#### TASK DESCRIPTION
Using the records that follow, copy every line containing the word "visits".

#### TASK INPUTS
--
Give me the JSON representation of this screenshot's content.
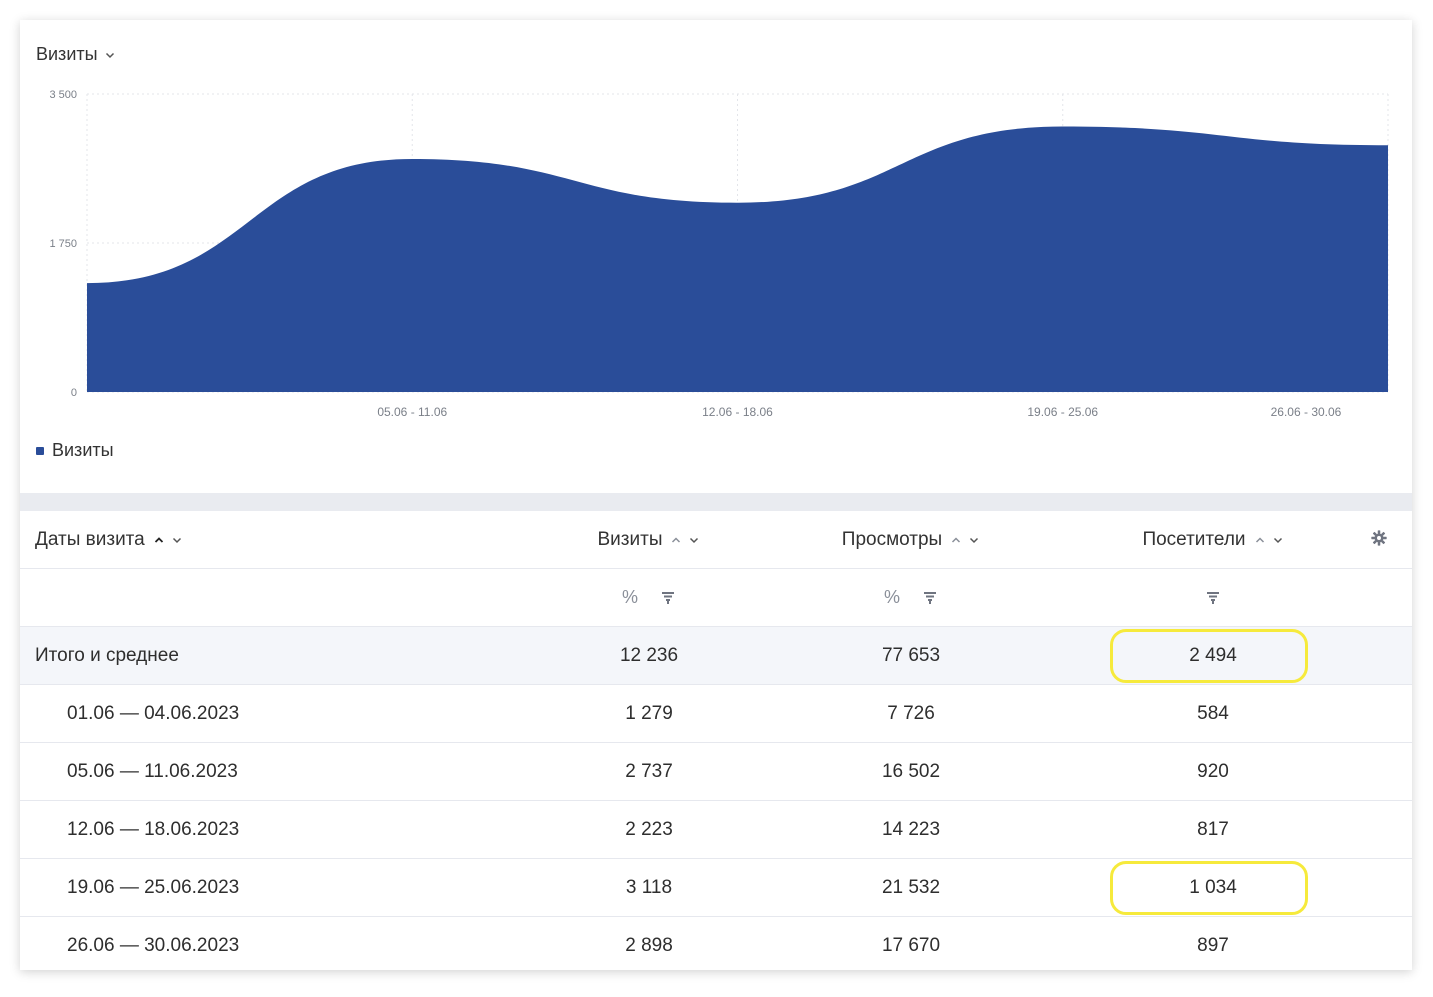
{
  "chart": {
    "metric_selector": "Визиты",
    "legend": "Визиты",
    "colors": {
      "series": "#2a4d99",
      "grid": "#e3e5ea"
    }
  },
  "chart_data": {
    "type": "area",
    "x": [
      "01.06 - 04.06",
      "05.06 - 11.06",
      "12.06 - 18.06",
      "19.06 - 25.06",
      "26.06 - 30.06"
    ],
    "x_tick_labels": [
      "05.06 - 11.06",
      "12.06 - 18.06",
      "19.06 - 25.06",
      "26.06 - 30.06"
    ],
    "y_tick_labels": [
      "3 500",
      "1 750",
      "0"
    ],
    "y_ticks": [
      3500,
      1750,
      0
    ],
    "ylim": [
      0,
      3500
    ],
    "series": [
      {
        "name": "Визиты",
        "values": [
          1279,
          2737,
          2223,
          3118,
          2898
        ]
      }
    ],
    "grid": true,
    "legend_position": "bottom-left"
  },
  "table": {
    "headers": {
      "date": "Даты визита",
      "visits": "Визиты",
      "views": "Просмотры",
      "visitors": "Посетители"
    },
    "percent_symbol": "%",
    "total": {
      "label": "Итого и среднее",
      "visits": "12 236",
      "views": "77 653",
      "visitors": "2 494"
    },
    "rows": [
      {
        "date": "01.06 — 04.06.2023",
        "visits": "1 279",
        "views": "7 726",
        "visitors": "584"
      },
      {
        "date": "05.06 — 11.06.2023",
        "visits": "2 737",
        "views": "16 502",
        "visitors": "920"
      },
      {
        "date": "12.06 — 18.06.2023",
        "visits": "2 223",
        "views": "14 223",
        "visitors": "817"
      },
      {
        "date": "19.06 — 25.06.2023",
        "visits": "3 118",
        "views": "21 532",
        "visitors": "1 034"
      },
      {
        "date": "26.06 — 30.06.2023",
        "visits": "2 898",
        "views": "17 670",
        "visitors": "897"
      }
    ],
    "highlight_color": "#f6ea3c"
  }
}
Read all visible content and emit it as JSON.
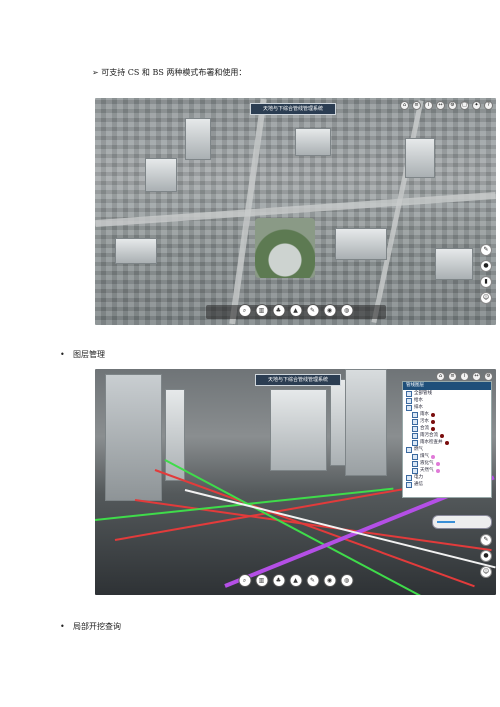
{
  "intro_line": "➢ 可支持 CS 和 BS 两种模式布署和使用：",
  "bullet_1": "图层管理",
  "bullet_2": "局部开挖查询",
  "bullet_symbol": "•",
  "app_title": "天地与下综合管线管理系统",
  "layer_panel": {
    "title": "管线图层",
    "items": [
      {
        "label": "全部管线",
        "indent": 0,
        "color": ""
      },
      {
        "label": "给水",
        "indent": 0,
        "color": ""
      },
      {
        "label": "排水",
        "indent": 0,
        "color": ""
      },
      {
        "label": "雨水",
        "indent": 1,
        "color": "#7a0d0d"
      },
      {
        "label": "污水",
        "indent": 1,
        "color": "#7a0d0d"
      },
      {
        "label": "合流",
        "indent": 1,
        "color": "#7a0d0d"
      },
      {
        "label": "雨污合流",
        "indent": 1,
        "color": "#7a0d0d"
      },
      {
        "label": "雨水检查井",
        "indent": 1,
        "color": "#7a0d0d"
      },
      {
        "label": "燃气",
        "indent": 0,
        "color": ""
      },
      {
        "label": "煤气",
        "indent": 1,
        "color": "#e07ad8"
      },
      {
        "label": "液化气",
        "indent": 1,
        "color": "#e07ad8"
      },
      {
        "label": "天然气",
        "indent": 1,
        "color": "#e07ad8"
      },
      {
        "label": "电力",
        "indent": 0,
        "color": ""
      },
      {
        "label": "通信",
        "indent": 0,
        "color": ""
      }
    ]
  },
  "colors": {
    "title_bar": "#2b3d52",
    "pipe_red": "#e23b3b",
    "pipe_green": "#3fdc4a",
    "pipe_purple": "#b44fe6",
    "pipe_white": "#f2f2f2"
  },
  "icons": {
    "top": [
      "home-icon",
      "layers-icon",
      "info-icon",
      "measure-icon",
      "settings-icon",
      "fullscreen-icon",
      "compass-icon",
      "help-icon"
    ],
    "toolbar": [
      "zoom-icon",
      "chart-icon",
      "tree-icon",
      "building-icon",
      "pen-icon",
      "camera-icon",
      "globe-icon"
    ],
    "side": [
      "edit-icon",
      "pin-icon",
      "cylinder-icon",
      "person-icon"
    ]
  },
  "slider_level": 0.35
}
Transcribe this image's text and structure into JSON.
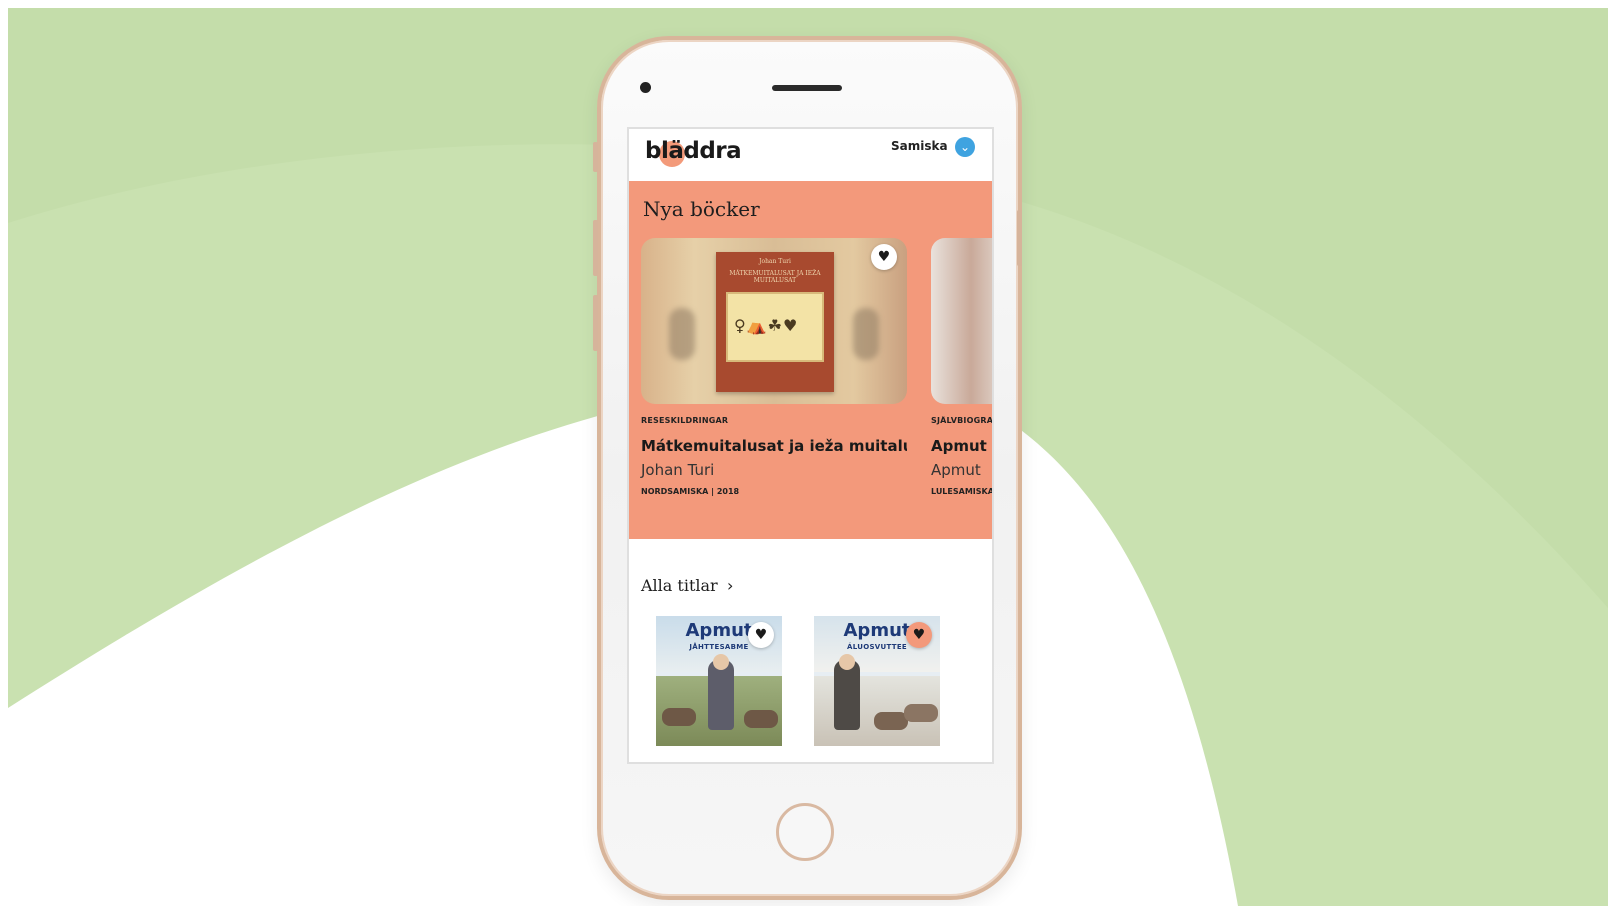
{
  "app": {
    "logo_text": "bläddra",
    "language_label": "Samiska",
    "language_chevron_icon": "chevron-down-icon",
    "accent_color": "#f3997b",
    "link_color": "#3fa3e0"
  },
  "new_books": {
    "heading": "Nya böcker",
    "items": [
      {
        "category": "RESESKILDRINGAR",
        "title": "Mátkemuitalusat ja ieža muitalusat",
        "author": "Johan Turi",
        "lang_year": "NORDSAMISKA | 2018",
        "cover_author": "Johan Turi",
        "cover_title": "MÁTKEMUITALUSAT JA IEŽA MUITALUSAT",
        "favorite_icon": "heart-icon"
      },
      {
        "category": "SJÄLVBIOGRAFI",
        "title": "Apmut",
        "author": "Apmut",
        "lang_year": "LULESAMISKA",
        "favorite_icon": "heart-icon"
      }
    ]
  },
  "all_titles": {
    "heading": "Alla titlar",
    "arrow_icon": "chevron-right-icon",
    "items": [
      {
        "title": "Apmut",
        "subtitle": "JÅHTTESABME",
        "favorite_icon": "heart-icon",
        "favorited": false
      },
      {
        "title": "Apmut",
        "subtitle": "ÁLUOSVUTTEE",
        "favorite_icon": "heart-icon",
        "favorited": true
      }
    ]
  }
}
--
#### OUTPUT FOR THIS EXERCISE
      "visits": "Визиты",
      "visits": "12 236",
        "visits": "1 279",
        "visits": "2 737",
        "visits": "2 223",
        "visits": "3 118",
        "visits": "2 898",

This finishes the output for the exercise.